## Material supplied
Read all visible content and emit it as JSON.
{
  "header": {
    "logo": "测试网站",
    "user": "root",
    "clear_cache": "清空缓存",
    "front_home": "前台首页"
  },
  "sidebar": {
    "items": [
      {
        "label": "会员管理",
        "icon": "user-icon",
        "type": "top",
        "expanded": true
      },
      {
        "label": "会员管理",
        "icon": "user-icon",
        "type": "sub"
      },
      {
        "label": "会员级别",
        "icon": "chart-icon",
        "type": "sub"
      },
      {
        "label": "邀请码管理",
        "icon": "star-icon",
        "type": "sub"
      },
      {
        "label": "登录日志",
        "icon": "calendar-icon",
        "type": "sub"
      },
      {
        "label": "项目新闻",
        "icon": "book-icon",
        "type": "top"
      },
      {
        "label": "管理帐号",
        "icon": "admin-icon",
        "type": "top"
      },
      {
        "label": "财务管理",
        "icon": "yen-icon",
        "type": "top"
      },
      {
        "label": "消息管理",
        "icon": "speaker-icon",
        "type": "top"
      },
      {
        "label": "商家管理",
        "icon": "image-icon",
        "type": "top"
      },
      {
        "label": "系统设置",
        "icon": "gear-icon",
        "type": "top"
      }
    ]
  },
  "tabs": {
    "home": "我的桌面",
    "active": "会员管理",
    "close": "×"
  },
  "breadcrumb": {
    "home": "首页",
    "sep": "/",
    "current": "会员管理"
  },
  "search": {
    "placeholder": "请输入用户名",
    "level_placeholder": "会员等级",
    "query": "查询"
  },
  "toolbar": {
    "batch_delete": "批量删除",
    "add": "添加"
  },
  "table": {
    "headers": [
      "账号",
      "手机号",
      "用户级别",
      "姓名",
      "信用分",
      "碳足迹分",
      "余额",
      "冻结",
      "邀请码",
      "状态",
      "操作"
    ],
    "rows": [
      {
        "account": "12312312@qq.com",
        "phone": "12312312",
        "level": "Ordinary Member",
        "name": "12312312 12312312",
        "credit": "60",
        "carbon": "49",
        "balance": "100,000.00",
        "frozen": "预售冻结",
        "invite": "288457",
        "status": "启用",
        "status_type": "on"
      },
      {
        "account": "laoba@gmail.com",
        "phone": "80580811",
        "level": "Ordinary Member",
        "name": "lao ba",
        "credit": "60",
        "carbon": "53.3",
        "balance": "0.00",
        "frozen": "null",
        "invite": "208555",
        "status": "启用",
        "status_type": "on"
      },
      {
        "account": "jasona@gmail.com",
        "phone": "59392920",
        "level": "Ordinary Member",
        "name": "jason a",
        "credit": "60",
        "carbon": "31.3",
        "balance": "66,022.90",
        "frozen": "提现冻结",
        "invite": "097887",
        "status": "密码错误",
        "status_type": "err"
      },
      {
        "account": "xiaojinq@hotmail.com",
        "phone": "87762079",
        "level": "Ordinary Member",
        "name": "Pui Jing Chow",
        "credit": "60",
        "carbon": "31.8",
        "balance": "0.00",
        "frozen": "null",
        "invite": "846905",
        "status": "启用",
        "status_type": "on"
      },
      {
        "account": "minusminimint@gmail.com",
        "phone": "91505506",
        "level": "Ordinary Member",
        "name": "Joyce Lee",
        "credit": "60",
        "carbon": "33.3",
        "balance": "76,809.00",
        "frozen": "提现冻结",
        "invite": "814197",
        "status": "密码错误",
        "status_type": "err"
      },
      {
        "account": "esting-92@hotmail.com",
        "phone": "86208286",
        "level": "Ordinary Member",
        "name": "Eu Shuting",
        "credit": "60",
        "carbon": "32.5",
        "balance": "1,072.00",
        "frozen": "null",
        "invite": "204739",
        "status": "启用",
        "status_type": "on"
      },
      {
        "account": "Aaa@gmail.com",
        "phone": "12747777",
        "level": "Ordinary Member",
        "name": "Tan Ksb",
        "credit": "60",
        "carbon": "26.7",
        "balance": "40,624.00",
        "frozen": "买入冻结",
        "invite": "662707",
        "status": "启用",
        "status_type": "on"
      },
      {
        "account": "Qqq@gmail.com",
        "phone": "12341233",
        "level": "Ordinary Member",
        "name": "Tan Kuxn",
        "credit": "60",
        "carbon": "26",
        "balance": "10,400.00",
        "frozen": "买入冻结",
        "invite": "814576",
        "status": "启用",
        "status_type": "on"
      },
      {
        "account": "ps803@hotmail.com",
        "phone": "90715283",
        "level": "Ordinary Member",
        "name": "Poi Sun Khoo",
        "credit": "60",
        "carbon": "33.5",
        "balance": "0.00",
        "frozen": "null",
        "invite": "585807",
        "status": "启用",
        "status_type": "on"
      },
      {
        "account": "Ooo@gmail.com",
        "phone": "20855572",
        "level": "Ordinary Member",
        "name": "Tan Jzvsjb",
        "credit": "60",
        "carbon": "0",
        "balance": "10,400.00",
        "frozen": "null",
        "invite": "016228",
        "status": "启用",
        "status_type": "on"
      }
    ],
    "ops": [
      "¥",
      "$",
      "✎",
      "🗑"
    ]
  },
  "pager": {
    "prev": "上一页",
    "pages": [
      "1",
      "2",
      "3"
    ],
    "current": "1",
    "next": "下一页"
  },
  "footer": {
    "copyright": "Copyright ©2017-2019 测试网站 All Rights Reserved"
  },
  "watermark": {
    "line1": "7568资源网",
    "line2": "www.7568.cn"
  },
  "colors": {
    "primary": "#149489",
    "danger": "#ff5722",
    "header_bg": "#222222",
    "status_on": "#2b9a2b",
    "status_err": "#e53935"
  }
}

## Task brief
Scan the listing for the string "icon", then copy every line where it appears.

## Result for this task
        "icon": "user-icon",
        "icon": "user-icon",
        "icon": "chart-icon",
        "icon": "star-icon",
        "icon": "calendar-icon",
        "icon": "book-icon",
        "icon": "admin-icon",
        "icon": "yen-icon",
        "icon": "speaker-icon",
        "icon": "image-icon",
        "icon": "gear-icon",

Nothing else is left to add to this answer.